EXERCISE PROMPT: All lines in the data below carrying the string "Settings" are to be located and copied.

Items from an interface collection:
########################################

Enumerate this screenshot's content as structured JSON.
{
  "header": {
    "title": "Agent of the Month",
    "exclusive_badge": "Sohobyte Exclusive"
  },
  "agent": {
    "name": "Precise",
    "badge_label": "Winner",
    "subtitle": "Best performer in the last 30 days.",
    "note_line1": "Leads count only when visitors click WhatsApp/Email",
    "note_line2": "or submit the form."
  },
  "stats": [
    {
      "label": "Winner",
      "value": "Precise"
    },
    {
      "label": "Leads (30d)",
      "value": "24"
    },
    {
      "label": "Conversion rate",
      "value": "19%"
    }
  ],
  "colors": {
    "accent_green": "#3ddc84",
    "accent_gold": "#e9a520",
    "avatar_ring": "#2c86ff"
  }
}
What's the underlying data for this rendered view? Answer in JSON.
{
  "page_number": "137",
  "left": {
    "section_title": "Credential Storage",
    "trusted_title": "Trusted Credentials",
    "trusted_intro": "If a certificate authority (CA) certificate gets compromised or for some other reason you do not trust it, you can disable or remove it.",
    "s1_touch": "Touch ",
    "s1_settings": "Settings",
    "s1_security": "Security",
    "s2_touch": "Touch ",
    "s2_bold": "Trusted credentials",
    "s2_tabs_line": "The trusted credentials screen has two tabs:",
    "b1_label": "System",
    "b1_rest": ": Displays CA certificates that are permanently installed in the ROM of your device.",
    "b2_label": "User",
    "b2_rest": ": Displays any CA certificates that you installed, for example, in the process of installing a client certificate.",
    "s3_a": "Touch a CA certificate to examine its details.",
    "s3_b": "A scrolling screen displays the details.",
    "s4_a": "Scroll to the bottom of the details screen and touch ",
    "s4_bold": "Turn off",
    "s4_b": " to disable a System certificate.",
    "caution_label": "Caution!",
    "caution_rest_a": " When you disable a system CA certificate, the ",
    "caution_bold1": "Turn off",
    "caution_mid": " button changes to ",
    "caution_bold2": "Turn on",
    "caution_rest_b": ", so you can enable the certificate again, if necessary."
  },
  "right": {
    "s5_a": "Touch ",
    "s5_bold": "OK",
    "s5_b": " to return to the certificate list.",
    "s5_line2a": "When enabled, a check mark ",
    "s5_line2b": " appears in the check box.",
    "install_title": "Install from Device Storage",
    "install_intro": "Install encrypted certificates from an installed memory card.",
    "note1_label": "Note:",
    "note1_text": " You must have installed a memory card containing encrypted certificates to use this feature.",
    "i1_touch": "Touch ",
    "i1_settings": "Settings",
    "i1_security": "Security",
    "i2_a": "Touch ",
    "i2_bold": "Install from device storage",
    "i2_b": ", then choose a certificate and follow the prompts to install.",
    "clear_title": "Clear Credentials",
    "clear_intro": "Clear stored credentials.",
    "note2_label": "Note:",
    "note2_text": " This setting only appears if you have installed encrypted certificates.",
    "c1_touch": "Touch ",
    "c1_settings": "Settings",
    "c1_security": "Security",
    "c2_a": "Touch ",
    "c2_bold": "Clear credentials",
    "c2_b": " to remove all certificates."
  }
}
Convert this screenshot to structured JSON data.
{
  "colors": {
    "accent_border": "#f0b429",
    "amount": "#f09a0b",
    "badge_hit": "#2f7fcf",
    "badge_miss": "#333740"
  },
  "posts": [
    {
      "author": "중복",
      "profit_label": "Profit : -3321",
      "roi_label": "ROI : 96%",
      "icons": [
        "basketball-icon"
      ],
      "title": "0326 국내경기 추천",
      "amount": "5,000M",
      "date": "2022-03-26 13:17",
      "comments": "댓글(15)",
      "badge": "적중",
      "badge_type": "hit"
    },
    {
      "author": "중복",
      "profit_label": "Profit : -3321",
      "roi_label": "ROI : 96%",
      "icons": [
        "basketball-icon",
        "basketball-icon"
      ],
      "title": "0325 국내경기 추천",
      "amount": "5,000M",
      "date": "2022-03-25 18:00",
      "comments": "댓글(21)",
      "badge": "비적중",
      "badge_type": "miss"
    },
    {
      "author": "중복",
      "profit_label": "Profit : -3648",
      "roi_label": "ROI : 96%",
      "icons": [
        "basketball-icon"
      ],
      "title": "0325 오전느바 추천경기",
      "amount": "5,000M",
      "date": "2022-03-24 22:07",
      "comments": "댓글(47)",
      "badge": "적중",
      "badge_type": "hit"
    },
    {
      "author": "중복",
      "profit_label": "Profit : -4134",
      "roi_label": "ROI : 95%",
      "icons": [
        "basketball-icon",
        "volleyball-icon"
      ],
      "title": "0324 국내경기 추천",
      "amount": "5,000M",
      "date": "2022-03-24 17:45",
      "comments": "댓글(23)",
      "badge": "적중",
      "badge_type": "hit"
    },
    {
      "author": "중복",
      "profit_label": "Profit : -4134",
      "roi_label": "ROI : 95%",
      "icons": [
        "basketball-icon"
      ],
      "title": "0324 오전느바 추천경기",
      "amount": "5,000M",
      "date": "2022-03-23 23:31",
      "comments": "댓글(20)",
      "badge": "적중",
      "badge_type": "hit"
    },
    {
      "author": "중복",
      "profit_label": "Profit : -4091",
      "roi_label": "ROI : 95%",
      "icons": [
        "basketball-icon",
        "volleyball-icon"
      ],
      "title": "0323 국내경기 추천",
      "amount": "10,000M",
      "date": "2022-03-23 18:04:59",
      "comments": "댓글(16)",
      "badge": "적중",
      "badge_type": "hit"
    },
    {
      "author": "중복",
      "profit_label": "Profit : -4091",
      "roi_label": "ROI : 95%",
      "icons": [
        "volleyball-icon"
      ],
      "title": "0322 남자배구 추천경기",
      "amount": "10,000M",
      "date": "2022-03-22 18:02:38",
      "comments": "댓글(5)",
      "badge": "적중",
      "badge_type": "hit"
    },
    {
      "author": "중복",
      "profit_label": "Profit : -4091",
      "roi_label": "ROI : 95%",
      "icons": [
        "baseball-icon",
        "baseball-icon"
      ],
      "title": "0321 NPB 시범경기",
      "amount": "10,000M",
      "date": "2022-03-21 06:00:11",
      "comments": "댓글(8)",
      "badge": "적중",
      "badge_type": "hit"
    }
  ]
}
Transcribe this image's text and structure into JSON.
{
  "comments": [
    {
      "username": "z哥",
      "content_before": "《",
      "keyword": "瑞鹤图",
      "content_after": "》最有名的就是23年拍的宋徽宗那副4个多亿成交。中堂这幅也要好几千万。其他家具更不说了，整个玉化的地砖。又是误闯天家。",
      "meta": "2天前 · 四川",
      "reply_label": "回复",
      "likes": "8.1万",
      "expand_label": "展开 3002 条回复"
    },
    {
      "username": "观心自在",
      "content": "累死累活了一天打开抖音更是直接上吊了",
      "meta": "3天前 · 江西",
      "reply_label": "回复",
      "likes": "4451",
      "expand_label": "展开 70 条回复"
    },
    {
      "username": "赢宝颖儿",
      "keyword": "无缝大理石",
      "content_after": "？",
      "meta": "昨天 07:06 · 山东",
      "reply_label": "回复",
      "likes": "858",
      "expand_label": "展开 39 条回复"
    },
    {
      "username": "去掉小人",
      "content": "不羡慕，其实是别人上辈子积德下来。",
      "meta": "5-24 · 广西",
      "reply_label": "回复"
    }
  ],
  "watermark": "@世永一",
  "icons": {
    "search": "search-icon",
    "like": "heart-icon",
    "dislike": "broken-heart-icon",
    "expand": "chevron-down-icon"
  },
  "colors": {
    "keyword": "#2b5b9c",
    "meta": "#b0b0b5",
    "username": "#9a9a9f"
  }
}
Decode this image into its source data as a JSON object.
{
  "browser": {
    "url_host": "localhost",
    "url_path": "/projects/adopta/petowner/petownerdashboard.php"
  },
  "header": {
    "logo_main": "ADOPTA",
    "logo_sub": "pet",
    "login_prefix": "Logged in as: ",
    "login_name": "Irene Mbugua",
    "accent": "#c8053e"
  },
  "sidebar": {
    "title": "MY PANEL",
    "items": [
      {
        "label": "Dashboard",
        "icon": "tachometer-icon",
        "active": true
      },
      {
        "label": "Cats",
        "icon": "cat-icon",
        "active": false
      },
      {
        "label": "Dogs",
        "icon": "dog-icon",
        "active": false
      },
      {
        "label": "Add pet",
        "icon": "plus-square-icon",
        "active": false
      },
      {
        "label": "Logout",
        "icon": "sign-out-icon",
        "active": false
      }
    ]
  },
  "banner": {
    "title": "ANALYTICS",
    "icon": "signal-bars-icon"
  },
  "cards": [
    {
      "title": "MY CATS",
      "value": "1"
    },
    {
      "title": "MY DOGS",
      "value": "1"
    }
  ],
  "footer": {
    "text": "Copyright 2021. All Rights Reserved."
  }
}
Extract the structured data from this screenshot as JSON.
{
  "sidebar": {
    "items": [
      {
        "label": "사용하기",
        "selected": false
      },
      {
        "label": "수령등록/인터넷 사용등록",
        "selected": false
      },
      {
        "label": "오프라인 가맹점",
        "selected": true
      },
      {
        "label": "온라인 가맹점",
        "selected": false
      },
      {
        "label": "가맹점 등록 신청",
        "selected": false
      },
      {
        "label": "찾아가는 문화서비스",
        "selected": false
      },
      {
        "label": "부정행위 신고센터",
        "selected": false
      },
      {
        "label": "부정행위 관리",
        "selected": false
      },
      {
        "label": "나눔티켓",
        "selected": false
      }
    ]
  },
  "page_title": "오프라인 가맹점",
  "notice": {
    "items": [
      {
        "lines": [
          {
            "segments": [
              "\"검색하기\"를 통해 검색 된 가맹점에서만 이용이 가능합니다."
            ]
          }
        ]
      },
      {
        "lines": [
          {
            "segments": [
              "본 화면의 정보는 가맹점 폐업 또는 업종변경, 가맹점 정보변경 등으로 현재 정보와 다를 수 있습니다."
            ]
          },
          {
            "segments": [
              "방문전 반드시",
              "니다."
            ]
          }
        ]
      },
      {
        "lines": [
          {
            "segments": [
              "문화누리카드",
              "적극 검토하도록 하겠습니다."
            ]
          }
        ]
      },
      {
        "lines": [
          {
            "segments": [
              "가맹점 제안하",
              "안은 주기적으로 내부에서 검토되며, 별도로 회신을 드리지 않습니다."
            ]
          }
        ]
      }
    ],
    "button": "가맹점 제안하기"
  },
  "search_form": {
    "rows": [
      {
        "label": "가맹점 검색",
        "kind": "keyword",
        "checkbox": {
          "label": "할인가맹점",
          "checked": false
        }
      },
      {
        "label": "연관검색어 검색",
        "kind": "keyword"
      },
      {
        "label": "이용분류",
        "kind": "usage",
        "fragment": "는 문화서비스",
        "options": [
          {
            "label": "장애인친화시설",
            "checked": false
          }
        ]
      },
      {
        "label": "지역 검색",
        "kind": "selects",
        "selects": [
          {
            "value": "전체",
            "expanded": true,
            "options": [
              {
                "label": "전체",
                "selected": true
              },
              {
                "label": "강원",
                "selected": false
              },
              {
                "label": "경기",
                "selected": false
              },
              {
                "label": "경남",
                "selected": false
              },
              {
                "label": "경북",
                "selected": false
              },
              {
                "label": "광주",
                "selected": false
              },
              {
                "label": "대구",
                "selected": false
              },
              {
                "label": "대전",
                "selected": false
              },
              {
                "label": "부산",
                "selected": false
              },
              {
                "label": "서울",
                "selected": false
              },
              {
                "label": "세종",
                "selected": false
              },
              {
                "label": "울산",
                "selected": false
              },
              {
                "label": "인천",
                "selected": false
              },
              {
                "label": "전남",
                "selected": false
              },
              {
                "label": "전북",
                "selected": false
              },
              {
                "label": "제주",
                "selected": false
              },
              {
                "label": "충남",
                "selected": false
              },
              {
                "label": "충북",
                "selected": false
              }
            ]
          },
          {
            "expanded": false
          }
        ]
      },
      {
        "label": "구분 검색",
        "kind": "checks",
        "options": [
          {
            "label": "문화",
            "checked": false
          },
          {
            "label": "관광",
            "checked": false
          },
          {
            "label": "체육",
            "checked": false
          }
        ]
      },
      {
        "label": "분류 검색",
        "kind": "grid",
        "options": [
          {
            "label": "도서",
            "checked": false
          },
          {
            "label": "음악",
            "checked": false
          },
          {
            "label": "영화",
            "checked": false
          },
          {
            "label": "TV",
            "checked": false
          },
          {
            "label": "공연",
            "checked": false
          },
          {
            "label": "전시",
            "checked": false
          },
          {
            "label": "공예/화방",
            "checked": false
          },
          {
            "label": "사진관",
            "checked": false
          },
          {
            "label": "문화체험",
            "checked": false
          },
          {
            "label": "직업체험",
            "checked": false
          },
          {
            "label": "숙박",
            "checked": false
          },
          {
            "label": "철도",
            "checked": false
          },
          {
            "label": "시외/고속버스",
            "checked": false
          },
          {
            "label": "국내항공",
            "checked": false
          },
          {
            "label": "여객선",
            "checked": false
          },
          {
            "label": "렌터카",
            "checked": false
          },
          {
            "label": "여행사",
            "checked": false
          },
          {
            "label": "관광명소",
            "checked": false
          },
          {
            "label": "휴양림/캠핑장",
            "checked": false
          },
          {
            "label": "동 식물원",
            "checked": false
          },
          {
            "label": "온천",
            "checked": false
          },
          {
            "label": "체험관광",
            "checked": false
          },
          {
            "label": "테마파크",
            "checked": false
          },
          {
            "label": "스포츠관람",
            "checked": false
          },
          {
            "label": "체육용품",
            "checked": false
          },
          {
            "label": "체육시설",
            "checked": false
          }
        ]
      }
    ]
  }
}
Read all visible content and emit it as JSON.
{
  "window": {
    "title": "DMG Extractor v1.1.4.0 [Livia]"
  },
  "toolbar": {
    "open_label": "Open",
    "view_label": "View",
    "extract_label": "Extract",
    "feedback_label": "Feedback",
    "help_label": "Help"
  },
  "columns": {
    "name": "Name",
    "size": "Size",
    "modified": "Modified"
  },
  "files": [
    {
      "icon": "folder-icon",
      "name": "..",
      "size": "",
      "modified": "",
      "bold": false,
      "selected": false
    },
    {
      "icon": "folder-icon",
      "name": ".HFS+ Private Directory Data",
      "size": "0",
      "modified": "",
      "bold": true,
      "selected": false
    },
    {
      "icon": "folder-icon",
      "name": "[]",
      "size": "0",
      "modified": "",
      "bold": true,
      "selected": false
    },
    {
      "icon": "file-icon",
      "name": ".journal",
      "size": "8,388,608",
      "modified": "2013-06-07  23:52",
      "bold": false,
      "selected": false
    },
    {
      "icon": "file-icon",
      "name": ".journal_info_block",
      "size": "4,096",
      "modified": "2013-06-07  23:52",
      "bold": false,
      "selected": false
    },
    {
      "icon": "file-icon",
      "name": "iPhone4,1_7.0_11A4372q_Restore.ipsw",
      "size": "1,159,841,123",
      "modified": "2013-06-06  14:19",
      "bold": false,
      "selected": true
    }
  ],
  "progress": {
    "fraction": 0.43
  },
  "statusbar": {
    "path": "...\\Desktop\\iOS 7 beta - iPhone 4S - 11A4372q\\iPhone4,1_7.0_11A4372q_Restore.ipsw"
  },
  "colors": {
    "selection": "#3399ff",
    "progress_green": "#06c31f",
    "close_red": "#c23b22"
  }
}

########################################

ANSWER TO THE EXERCISE:
    "s1_settings": "Settings",
    "i1_settings": "Settings",
    "c1_settings": "Settings",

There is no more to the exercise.